Friday, May 27, 2011, AM | 1 Comment
I was looking for news about personal finances when I came across a story in the New York Times. The link to the original story is given at the end of the post. Before you read the story, I want you to imagine this scenario. It is purely hypothetical. It is only textbook talk. It has nothing to do with you and me. It does not happen to real people in real life, the life that some people try to live.
When you enter a tunnel with so much burden of debt on your shoulder, you just keep going in deeper debt. There is no end to the debt tunnel.
More debt piling up
Inside the tunnel, you are offered more loan. You accept it to try to pay off the existing loan – more loans, more debt, more worries. There is no end in sight. You cannot see or hear anything. On top of that, you don’t see anyone to talk to or worse you don’t let anyone talk to you. Your mind is all cluttered.
More jealousy, more worry
You hear a car honking. Mr. & Mrs. Jones are passing you by in their shiny brand new car. You are dragging along.

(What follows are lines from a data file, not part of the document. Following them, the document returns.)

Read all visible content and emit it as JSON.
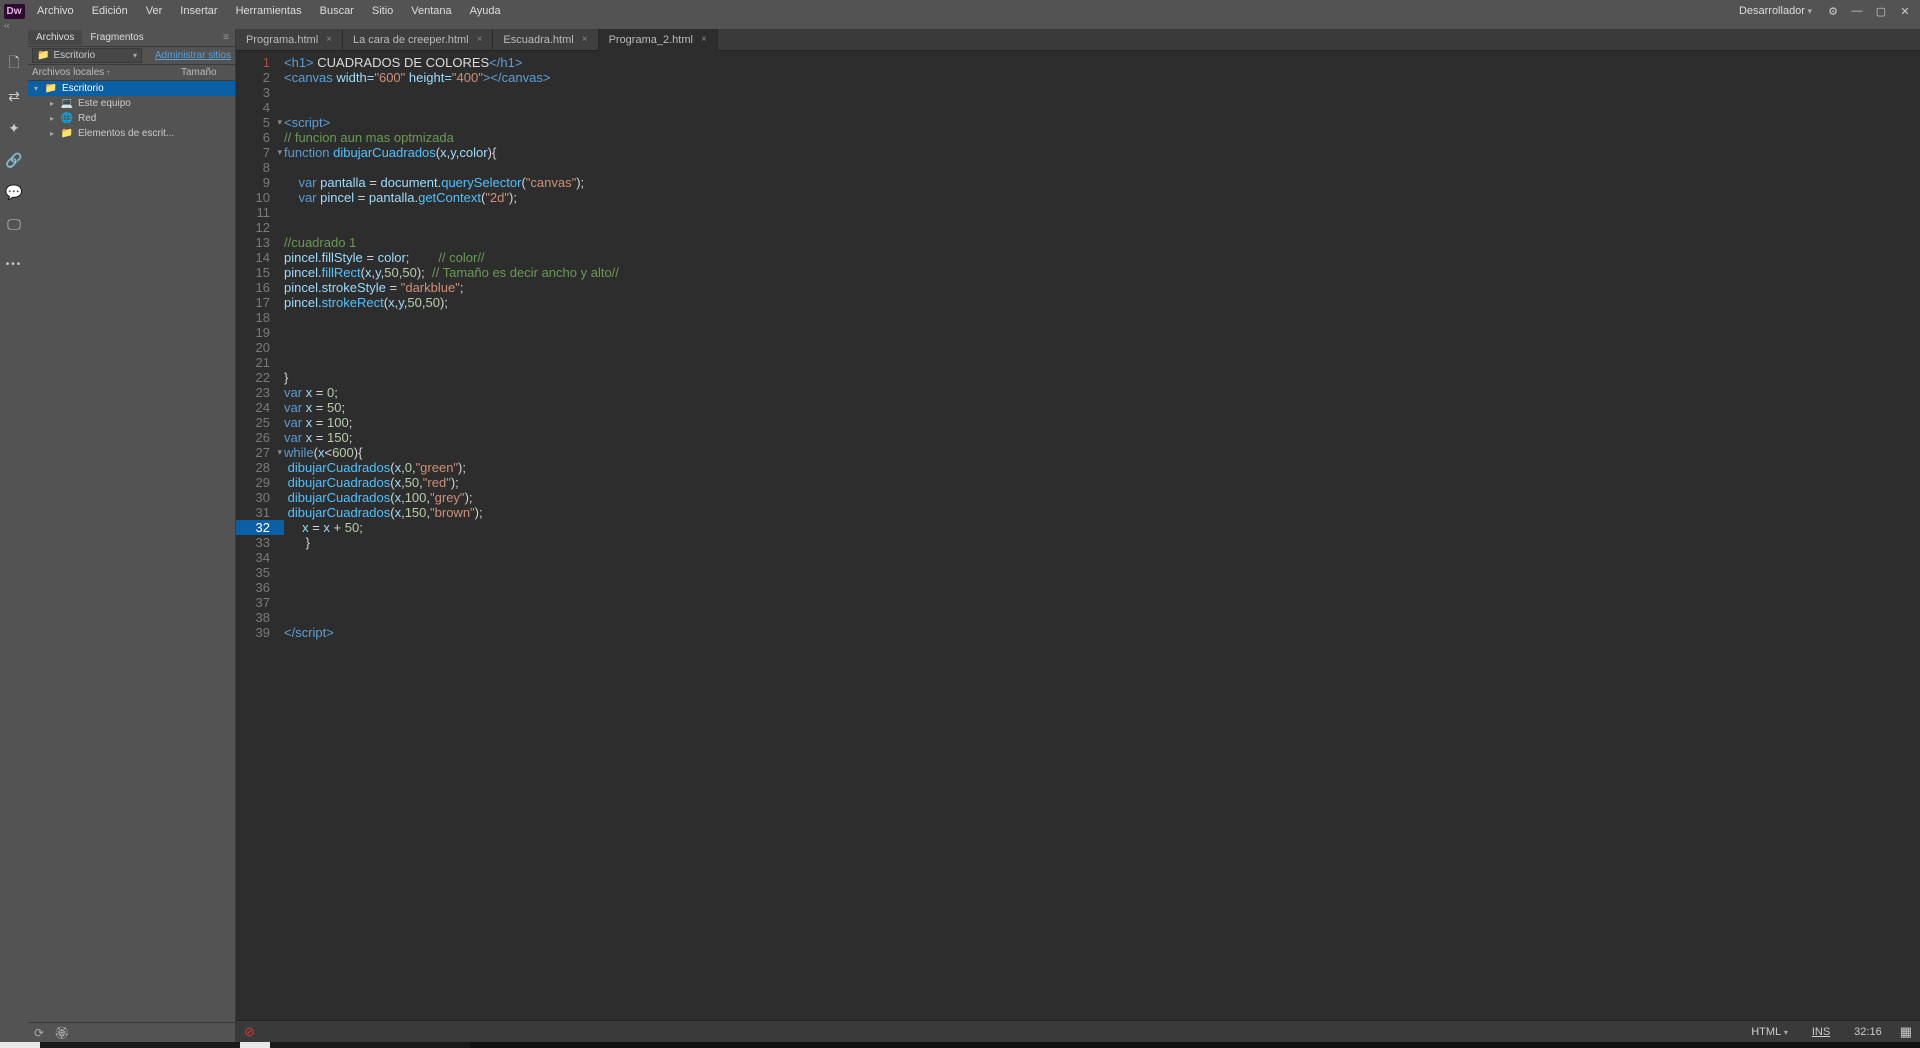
{
  "menubar": [
    "Archivo",
    "Edición",
    "Ver",
    "Insertar",
    "Herramientas",
    "Buscar",
    "Sitio",
    "Ventana",
    "Ayuda"
  ],
  "right_label": "Desarrollador",
  "panel": {
    "tabs": [
      "Archivos",
      "Fragmentos"
    ],
    "site": "Escritorio",
    "manage": "Administrar sitios",
    "col1": "Archivos locales",
    "col2": "Tamaño",
    "tree": [
      {
        "depth": 0,
        "exp": "▾",
        "icon": "📁",
        "label": "Escritorio",
        "selected": true,
        "color": "#4aa3df"
      },
      {
        "depth": 1,
        "exp": "▸",
        "icon": "💻",
        "label": "Este equipo",
        "color": "#5aa0d6"
      },
      {
        "depth": 1,
        "exp": "▸",
        "icon": "🌐",
        "label": "Red",
        "color": "#5aa0d6"
      },
      {
        "depth": 1,
        "exp": "▸",
        "icon": "📁",
        "label": "Elementos de escrit...",
        "color": "#d8a13a"
      }
    ]
  },
  "file_tabs": [
    {
      "label": "Programa.html",
      "active": false
    },
    {
      "label": "La cara de creeper.html",
      "active": false
    },
    {
      "label": "Escuadra.html",
      "active": false
    },
    {
      "label": "Programa_2.html",
      "active": true
    }
  ],
  "current_line": 32,
  "fold_lines": [
    5,
    7,
    27
  ],
  "code_lines": [
    [
      [
        "tag",
        "<h1>"
      ],
      [
        "txt",
        " CUADRADOS DE COLORES"
      ],
      [
        "tag",
        "</h1>"
      ]
    ],
    [
      [
        "tag",
        "<canvas "
      ],
      [
        "attr",
        "width="
      ],
      [
        "str",
        "\"600\""
      ],
      [
        "txt",
        " "
      ],
      [
        "attr",
        "height="
      ],
      [
        "str",
        "\"400\""
      ],
      [
        "tag",
        "></canvas>"
      ]
    ],
    [],
    [],
    [
      [
        "tag",
        "<script>"
      ]
    ],
    [
      [
        "cmt",
        "// funcion aun mas optmizada"
      ]
    ],
    [
      [
        "kw",
        "function "
      ],
      [
        "fn",
        "dibujarCuadrados"
      ],
      [
        "op",
        "("
      ],
      [
        "var",
        "x"
      ],
      [
        "op",
        ","
      ],
      [
        "var",
        "y"
      ],
      [
        "op",
        ","
      ],
      [
        "var",
        "color"
      ],
      [
        "op",
        ")"
      ],
      [
        "op",
        "{"
      ]
    ],
    [],
    [
      [
        "txt",
        "    "
      ],
      [
        "kw",
        "var "
      ],
      [
        "var",
        "pantalla"
      ],
      [
        "op",
        " = "
      ],
      [
        "var",
        "document"
      ],
      [
        "op",
        "."
      ],
      [
        "fn",
        "querySelector"
      ],
      [
        "op",
        "("
      ],
      [
        "str",
        "\"canvas\""
      ],
      [
        "op",
        ");"
      ]
    ],
    [
      [
        "txt",
        "    "
      ],
      [
        "kw",
        "var "
      ],
      [
        "var",
        "pincel"
      ],
      [
        "op",
        " = "
      ],
      [
        "var",
        "pantalla"
      ],
      [
        "op",
        "."
      ],
      [
        "fn",
        "getContext"
      ],
      [
        "op",
        "("
      ],
      [
        "str",
        "\"2d\""
      ],
      [
        "op",
        ");"
      ]
    ],
    [],
    [],
    [
      [
        "cmt",
        "//cuadrado 1"
      ]
    ],
    [
      [
        "var",
        "pincel"
      ],
      [
        "op",
        "."
      ],
      [
        "var",
        "fillStyle"
      ],
      [
        "op",
        " = "
      ],
      [
        "var",
        "color"
      ],
      [
        "op",
        ";        "
      ],
      [
        "cmt",
        "// color//"
      ]
    ],
    [
      [
        "var",
        "pincel"
      ],
      [
        "op",
        "."
      ],
      [
        "fn",
        "fillRect"
      ],
      [
        "op",
        "("
      ],
      [
        "var",
        "x"
      ],
      [
        "op",
        ","
      ],
      [
        "var",
        "y"
      ],
      [
        "op",
        ","
      ],
      [
        "num",
        "50"
      ],
      [
        "op",
        ","
      ],
      [
        "num",
        "50"
      ],
      [
        "op",
        ");  "
      ],
      [
        "cmt",
        "// Tamaño es decir ancho y alto//"
      ]
    ],
    [
      [
        "var",
        "pincel"
      ],
      [
        "op",
        "."
      ],
      [
        "var",
        "strokeStyle"
      ],
      [
        "op",
        " = "
      ],
      [
        "str",
        "\"darkblue\""
      ],
      [
        "op",
        ";"
      ]
    ],
    [
      [
        "var",
        "pincel"
      ],
      [
        "op",
        "."
      ],
      [
        "fn",
        "strokeRect"
      ],
      [
        "op",
        "("
      ],
      [
        "var",
        "x"
      ],
      [
        "op",
        ","
      ],
      [
        "var",
        "y"
      ],
      [
        "op",
        ","
      ],
      [
        "num",
        "50"
      ],
      [
        "op",
        ","
      ],
      [
        "num",
        "50"
      ],
      [
        "op",
        ");"
      ]
    ],
    [],
    [],
    [],
    [],
    [
      [
        "op",
        "}"
      ]
    ],
    [
      [
        "kw",
        "var "
      ],
      [
        "var",
        "x"
      ],
      [
        "op",
        " = "
      ],
      [
        "num",
        "0"
      ],
      [
        "op",
        ";"
      ]
    ],
    [
      [
        "kw",
        "var "
      ],
      [
        "var",
        "x"
      ],
      [
        "op",
        " = "
      ],
      [
        "num",
        "50"
      ],
      [
        "op",
        ";"
      ]
    ],
    [
      [
        "kw",
        "var "
      ],
      [
        "var",
        "x"
      ],
      [
        "op",
        " = "
      ],
      [
        "num",
        "100"
      ],
      [
        "op",
        ";"
      ]
    ],
    [
      [
        "kw",
        "var "
      ],
      [
        "var",
        "x"
      ],
      [
        "op",
        " = "
      ],
      [
        "num",
        "150"
      ],
      [
        "op",
        ";"
      ]
    ],
    [
      [
        "kw",
        "while"
      ],
      [
        "op",
        "("
      ],
      [
        "var",
        "x"
      ],
      [
        "op",
        "<"
      ],
      [
        "num",
        "600"
      ],
      [
        "op",
        ")"
      ],
      [
        "op",
        "{"
      ]
    ],
    [
      [
        "fn",
        " dibujarCuadrados"
      ],
      [
        "op",
        "("
      ],
      [
        "var",
        "x"
      ],
      [
        "op",
        ","
      ],
      [
        "num",
        "0"
      ],
      [
        "op",
        ","
      ],
      [
        "str",
        "\"green\""
      ],
      [
        "op",
        ");"
      ]
    ],
    [
      [
        "fn",
        " dibujarCuadrados"
      ],
      [
        "op",
        "("
      ],
      [
        "var",
        "x"
      ],
      [
        "op",
        ","
      ],
      [
        "num",
        "50"
      ],
      [
        "op",
        ","
      ],
      [
        "str",
        "\"red\""
      ],
      [
        "op",
        ");"
      ]
    ],
    [
      [
        "fn",
        " dibujarCuadrados"
      ],
      [
        "op",
        "("
      ],
      [
        "var",
        "x"
      ],
      [
        "op",
        ","
      ],
      [
        "num",
        "100"
      ],
      [
        "op",
        ","
      ],
      [
        "str",
        "\"grey\""
      ],
      [
        "op",
        ");"
      ]
    ],
    [
      [
        "fn",
        " dibujarCuadrados"
      ],
      [
        "op",
        "("
      ],
      [
        "var",
        "x"
      ],
      [
        "op",
        ","
      ],
      [
        "num",
        "150"
      ],
      [
        "op",
        ","
      ],
      [
        "str",
        "\"brown\""
      ],
      [
        "op",
        ");"
      ]
    ],
    [
      [
        "txt",
        "     "
      ],
      [
        "var",
        "x"
      ],
      [
        "op",
        " = "
      ],
      [
        "var",
        "x"
      ],
      [
        "op",
        " + "
      ],
      [
        "num",
        "50"
      ],
      [
        "op",
        ";"
      ]
    ],
    [
      [
        "txt",
        "      "
      ],
      [
        "op",
        "}"
      ]
    ],
    [],
    [],
    [],
    [],
    [],
    [
      [
        "tag",
        "</"
      ],
      [
        "tag",
        "script>"
      ]
    ]
  ],
  "status": {
    "lang": "HTML",
    "mode": "INS",
    "pos": "32:16"
  }
}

You get jealous and more jealous by the second.
When you think it might be the end of the tunnel, you are offered more loan. You keep accepting it. More loans, more debt, more worries.
At one point, whether you hear or see, you are advised – for the upteenth time, to stop imitating Mr. & Mrs. Jones and try to live your own life and by yourself. For no more than a minute or two, you follow their advice of how to get out of your deep debt – more like deep shit to me.
I thought all this was hypothetical
Until I read the story about a “sweet” woman as the author, Ben Stein, calls her.
Ben describes the woman case in an article in the New York Times online. It was published back on Jan. 24, 2009.
Ben advises everyone to follow some straight straits which I repeat here.
- Do not act like typical Americans.
- Do not fail to save.
- Do not get yourself in debt up to your eyeballs.
- Work and take pride and honor from your work.
- Learn a useful skill that Americans really need, like law or plumbing or medicine or nursing.
- Do not expect your old Ma and Pa to always be there to take care of you. I absolutely guarantee that they will not be.
- Learn to be self-sufficient through your own contributions, as the saying goes.
Moral of the story
The “sweet” woman’s ex husband gives her $20,000 every month of which $10,000 in alimony and $10,000 in child support.
From the article, I gather that her present husband is a wealthy man. Now she wants to get rid of him as well.
Is she rich? Is she poor? Is she sick? Can you sympathize with her? Is there anyway or any reason to sympathize with her?
My family of four live debt free – and I thank God for that – on a super duper income of a little more than $60,000 a year. Not only that, we pay a generous amount to Uncle Sam out of that income. We use credit card for almost everything, even a gallon of milk at the corner convenience store.
In a Nutshell
Do think about the fact that your financial situation can change really quickly. It has changed for the worse the last couple of years for many people.
Read the article on NY Times website in full:
Deep in Debt, and Now Deep in Worry.